Whether it’s a
small garden, a big yard or a tropical retreat, the outdoor botanical experience is a huge part of why many people buy homes in Hawaii. Our unique climate offers the opportunity to create exquisite gardens that potentially bring value to the sale. While appraisers generally agree about the value of a new kitchen or a remodeled bathroom, there’s seems to be no set standard on how to quantify the true value of the one thing that makes that all important first impression.
At the same time, the value of quality landscaping can’t be under-estimated. Take for instance, Leilani Estates. It’s an area that epitomizes the value that quality landscaping can add. Drive up Luana to Malama, cruise Kupono, Nohea or Moku Streets. Pick any street, it doesn’t matter. You’ll find one enchanting property after another. It’s indisputably a garden seekers paradise.

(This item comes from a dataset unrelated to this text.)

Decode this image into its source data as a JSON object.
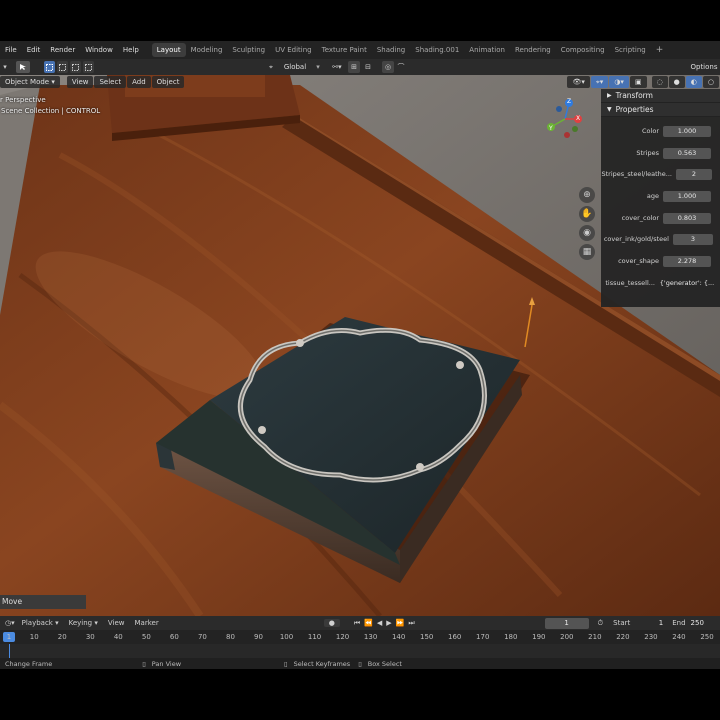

So, how do appraisers assign value in situations where landscaping is as integral to the package as the dwelling itself? I asked several trusted local appraisers. Each provided a different response. Most agreed there is no hard and fast rule about how value ought to be assigned. Because it’s not a required field on an appraisal report, it’s fair to assume that most loan underwriters (those responsible for scrutinizing appraisal reports for lenders) don’t consider it a core consideration when it comes to value. Obviously however, quality landscaping can’t be easily ignored.
For the most part, local appraisers felt a reasonable adjustment would be 5-7% of overall value. In researching the topic on-line, estimates reached 15%. I examined several recent appraisal reports, including one with very elaborate landscaping where the appraiser noted that the landscaping was “good” yet made no value adjustment. There’s no question that the botanical garden setting was integral to that sale and yet the appraiser took a conservative approach and assigned no additional value.
A few cautions about landscaping: Plantings located too close to the home promote moisture retention, which in turn becomes a conduit for termites. And while albezias can be beautiful, they don’t require fertilizer and you don’t want them close to your house. Tree removal can be expensive and is certainly best left to the pros (call us for our totally biased recommendation).
Be careful what you plant. There are a number of agencies willing to advise regarding invasive species. Seems we’ve had a bumper crop of pigs of late so be sure to protect your landscaping investment from critters. Remember, just as a fresh clean home with new flooring, fresh paint and updated kitchens and baths insures a faster sale, quality landscaping will make a huge difference in marketing time and to a lesser extent that all important eventual bottom line.Team NakanishiHilo, HI Real EstateHilo, HI Community Informationwww.HawaiianRealty.comTeam Nakanishi, Proudly providing superior real estate services to Hilo, Hi.